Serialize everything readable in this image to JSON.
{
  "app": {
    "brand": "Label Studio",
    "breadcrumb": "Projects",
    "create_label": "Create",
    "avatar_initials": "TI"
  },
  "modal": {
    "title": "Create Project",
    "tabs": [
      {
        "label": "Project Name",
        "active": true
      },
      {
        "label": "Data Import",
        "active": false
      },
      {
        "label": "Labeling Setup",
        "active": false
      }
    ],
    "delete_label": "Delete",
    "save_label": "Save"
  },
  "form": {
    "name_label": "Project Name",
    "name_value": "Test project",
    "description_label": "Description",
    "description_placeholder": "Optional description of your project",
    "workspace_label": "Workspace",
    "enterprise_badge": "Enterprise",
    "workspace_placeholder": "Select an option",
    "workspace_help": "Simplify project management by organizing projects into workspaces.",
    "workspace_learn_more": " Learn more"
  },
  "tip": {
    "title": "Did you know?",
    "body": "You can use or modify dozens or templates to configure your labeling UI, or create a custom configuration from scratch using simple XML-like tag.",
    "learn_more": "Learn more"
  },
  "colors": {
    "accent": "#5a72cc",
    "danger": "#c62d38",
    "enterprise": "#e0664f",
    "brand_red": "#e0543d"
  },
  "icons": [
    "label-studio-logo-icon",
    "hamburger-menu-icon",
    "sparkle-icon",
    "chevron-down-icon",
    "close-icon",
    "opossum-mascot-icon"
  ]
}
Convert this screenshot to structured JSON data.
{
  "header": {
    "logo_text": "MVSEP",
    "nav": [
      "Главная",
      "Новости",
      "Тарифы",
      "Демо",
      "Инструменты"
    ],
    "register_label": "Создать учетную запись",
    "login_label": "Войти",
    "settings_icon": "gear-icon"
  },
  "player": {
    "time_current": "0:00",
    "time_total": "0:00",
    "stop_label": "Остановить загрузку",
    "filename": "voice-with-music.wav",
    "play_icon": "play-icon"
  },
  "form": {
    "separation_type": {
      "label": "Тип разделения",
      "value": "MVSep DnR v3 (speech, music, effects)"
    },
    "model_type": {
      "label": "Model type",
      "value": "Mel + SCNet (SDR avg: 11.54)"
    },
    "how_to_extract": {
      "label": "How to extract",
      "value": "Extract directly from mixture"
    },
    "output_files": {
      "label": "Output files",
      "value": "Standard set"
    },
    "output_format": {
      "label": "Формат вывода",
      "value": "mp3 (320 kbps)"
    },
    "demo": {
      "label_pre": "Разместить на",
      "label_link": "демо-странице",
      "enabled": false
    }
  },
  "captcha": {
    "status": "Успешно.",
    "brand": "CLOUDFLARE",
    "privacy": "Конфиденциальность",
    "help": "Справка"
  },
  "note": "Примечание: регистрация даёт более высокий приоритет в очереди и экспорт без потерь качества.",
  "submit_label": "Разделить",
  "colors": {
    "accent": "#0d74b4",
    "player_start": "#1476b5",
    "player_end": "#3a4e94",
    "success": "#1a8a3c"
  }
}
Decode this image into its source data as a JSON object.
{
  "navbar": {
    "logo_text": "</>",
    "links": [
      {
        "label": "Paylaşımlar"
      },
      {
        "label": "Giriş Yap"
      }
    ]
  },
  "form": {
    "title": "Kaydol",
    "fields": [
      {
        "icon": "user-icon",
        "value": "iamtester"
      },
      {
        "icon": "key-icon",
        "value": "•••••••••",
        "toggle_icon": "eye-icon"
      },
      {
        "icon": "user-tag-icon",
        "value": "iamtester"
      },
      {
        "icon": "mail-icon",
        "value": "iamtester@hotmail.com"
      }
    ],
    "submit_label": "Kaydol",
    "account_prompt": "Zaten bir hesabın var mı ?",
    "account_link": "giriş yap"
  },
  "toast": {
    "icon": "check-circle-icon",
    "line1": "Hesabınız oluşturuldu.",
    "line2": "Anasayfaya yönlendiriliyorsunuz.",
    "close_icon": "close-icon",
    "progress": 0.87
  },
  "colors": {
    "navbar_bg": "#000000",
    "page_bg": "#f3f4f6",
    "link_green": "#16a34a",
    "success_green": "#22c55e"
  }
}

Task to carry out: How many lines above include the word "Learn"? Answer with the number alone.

Problem solution: 2